I also learned a long time ago, that in order for the onions to cook a little bit faster and caramelize perfectly, you want to hold off seasoning until the very end. Once I think they have about three minutes left, I add the salt and the thyme, and continue to cook for a few more minutes so it absorbs in to the onions. I also add the garlic in the last few minutes of cooking, since it has a tendency to burn.
From there, I add all the classic ingredients – dry white wine, low-sodium beef broth and dried thyme. Everything is simmered and then reduced until almost all of the liquid has evaporated and they’re ready to be smothered over cheese-covered burger patties.
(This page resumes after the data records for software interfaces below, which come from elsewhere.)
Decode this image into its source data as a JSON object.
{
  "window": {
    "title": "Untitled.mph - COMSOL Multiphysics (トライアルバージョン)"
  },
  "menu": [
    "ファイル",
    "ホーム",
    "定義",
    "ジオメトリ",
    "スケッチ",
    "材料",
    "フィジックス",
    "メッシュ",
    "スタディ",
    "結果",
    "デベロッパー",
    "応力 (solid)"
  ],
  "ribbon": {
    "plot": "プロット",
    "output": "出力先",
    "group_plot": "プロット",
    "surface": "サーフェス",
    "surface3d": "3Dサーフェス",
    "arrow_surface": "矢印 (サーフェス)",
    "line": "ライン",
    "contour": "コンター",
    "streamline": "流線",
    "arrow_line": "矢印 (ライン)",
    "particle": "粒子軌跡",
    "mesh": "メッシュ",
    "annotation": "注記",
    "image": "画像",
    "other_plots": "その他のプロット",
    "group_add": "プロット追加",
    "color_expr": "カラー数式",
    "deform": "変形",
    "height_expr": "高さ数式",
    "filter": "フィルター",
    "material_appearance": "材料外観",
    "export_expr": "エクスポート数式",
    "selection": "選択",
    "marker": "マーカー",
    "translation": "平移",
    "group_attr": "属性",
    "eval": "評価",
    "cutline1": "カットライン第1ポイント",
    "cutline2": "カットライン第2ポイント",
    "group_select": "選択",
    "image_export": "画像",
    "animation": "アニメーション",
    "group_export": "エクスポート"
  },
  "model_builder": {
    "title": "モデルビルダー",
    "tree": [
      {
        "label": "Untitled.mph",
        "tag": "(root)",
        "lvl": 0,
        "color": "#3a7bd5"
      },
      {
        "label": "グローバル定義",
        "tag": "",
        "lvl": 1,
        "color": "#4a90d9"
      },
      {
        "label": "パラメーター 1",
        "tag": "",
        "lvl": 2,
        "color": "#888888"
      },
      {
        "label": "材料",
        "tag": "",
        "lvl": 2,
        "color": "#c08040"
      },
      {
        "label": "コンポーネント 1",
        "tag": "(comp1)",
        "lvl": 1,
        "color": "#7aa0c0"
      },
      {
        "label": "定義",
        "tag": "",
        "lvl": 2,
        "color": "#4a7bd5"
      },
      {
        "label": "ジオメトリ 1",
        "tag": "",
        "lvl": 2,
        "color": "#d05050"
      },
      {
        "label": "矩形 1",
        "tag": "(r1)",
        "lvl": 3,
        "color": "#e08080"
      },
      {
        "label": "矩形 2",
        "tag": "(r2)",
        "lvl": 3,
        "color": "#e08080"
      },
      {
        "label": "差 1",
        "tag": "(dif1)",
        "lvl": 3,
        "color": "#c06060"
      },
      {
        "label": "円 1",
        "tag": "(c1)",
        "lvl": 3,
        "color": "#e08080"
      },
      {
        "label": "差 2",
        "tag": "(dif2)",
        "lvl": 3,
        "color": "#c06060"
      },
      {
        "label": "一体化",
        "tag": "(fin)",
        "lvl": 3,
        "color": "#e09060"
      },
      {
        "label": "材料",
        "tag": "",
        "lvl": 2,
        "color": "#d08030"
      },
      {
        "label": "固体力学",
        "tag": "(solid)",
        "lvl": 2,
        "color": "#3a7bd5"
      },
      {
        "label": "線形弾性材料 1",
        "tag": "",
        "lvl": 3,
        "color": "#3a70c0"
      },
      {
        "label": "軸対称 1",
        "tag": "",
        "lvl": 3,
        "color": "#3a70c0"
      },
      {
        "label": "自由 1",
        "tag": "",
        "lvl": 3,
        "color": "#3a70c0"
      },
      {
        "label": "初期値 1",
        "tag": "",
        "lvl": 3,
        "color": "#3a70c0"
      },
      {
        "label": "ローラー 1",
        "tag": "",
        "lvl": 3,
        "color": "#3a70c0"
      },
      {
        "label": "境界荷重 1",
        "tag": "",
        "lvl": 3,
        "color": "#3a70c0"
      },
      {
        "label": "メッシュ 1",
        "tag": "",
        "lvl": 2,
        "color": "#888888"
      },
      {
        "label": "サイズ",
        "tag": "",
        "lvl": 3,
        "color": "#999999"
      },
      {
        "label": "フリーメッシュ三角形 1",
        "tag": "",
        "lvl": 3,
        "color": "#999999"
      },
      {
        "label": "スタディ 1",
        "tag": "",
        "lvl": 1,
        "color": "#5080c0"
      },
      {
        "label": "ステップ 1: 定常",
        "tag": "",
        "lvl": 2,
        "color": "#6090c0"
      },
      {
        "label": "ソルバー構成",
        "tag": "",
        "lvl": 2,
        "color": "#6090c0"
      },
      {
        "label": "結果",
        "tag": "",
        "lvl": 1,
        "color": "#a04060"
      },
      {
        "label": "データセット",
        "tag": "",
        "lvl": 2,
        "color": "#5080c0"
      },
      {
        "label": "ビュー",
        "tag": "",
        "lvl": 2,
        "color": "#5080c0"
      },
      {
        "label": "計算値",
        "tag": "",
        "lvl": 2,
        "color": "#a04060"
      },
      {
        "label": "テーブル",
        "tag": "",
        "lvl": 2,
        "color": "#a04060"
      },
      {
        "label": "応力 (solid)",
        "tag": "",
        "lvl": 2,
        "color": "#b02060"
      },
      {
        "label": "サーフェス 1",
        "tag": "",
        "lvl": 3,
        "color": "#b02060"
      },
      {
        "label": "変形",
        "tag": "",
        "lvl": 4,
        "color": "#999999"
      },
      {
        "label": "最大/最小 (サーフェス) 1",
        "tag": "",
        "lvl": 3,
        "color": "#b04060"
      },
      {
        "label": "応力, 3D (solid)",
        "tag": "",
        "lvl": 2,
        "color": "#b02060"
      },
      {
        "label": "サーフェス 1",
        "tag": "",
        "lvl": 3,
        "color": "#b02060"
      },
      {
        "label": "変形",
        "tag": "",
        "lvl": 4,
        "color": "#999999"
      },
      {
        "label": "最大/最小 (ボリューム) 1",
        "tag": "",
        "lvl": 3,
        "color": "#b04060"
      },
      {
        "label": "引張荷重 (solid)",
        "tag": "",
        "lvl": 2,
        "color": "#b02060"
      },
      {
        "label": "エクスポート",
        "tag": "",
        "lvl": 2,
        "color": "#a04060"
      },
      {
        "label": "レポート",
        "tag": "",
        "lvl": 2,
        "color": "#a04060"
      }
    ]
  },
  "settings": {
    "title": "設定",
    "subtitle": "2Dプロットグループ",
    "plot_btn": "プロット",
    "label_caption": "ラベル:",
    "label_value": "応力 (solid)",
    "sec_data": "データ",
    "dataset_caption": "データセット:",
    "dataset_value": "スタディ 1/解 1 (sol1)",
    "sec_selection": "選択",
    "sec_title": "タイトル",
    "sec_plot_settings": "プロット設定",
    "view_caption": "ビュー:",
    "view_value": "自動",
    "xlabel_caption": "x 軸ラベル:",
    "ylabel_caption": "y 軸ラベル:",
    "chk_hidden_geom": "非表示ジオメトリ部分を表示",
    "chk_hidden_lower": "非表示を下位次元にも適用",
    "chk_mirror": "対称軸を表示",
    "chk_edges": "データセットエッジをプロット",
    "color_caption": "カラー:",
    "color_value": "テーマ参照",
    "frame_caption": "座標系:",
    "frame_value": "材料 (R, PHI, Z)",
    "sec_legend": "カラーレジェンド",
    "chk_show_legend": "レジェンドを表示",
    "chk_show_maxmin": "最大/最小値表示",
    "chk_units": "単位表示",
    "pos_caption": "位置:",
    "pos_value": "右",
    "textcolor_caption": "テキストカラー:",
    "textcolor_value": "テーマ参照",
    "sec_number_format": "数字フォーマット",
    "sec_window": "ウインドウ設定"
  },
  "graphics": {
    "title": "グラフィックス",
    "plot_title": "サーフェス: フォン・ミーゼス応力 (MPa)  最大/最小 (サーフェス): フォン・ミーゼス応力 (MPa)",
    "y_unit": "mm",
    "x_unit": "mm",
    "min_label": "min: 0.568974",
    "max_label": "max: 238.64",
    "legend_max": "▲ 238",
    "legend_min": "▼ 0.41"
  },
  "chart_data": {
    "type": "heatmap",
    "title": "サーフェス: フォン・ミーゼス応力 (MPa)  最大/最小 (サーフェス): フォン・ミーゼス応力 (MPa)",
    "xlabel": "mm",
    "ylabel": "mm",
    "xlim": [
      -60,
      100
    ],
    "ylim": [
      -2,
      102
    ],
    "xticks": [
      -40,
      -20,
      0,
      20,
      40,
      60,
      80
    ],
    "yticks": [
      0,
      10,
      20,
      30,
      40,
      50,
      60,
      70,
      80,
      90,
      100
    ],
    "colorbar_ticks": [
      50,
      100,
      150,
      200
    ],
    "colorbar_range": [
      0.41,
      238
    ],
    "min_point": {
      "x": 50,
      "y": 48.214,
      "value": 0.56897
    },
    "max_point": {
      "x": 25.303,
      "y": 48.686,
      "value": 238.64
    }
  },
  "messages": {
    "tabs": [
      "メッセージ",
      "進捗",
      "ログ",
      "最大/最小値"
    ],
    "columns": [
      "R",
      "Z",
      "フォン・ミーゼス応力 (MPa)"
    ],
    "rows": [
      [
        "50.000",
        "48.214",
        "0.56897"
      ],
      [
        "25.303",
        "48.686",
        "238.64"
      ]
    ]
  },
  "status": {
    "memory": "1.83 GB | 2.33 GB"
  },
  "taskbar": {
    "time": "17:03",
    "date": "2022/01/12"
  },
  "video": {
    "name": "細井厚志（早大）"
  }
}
To compliment the flavors in the onions, the beef mixture is seasoned with grated garlic, onion, Dijon mustard and a dash of Worcestershire sauce. They’re formed in to patties, seared and then covered in sliced or shredded gruyere cheese. I actually tried it with both sliced and shredded cheese, and preferred shredded because the top of the cheesy got super crispy, but the bottom stayed nice and gooey.
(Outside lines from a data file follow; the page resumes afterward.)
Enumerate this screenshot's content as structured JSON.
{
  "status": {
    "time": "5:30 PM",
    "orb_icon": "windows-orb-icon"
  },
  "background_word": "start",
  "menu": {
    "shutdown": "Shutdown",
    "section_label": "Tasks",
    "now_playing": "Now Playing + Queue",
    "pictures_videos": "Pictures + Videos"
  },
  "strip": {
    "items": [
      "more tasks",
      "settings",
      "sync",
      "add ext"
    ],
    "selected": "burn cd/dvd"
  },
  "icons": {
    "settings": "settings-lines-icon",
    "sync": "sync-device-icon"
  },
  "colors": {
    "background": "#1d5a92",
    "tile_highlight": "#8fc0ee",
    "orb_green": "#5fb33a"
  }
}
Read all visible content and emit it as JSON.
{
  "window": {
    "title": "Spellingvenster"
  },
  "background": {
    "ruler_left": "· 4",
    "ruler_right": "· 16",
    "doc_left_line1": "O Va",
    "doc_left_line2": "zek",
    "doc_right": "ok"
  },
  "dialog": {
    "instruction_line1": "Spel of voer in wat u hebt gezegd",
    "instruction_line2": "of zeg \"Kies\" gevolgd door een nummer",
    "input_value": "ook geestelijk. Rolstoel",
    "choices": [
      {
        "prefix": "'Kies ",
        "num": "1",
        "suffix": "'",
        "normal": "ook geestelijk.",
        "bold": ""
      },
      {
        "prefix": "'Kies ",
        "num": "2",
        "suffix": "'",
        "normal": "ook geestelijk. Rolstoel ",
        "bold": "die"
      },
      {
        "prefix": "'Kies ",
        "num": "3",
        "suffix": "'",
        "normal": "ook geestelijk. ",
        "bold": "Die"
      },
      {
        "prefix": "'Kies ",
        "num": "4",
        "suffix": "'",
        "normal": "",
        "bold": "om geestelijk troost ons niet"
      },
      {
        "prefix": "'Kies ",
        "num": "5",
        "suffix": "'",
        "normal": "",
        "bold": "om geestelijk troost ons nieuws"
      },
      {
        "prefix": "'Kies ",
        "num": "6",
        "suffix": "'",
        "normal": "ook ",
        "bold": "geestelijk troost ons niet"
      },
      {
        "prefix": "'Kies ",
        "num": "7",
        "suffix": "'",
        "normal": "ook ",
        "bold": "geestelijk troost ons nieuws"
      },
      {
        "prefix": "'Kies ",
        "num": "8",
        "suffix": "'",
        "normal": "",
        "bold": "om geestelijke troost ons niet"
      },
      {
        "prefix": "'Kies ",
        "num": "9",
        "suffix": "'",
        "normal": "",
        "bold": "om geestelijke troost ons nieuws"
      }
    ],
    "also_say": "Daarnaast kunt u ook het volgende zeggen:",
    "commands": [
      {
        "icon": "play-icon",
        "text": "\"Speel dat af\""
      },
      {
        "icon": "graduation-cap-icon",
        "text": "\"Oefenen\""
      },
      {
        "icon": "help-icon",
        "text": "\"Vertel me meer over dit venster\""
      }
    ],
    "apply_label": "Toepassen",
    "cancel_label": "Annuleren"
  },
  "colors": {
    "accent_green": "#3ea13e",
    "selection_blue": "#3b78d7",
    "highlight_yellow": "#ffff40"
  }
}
To mimic the crispy crouton, I slathered onion buns (from Sprouts which are actually called onion pockets) with butter, seasoned them with salt and pepper and toasted them under the broiler.
Not only are these guys just a delicious burger in general, but they really do taste like French onion soup! They’re kind of the perfect way to enjoy fall flavors without overheating from slurping up a big bowl of hot broth on a sweltering summer day.
- 4 tbsp unsalted butter, divided
- 6 cups sliced onion + another small 1/2 onion, grated
- 1 1/4 tsp salt, divided
- 3 large garlic cloves, divided 1 clove should be minced for the onions and the other two should be grated for the patties
- 3/4 tsp dried thyme, divided
- 1/4 cup dry white wine
- 1/2 cup low-sodium beef broth, divided
- 1 lb ground beef
- 1 tbsp dijon mustard
- 1 tbsp Worcestershire sauce
- 12 oz gruyere or swiss cheese, shredded
- 4 onion egg buns
- Preheat oven to broil. Spread the buns with 2 tablespoons of butter. Season with salt and pepper. Place under the broiler until golden brown. Set aside.
- Add 2 tablespoons of butte to a large cast iron skillet set over a medium heat. Add 6 cups of onions. Use a wooden spoon to toss the onions until they start to soften, about 2-3 minutes.
- Reduce the heat to medium-low and cook onions until they are soft and caramelized, which takes anywhere from 25 to 40 minutes. Be sure to stir every 7 minutes or so. Once the onions are almost completely caramelized, add the salt, garlic and 1/4 teaspoon thyme. Cook another 2-3 minutes until the garlic is softened.
- Increase the heat to medium and add white wine. Simmer until reduced and almost evaporated, about 2 minutes. Add 1/4 cup beef stock and reduce until almost evaporated, another 3-4 minutes. Season to taste with salt and pepper. Remove onions from pan and on to a plate, cover with foil to keep warm.
- While the onions caramelize, make the patties. Add ground beef, grated onion, grated garlic, remaining teaspoon salt, 1/2 teaspoon thyme, dijon and worcestershire sauce. Use hands to combine, do not over mix. Form in to four patties and set aside.
- If necessary, wipe the pan you cooked the onions in clean. Heat the skillet to a medium-high heat. Once the skillet is hot, add burger patties. Cook until seared on one side, about 3 minutes. Flip and sear another 2 minutes, and then evenly divide the cheese between the patties. Add the remaining beef stock to the pan and cover with a lid. Cook the burgers another 30 seconds or so until the cheese melts. (The liquid help to keep the patties moist and melt the cheese.)
- Serve patties on top of crispy buns, then pile with caramelized onions.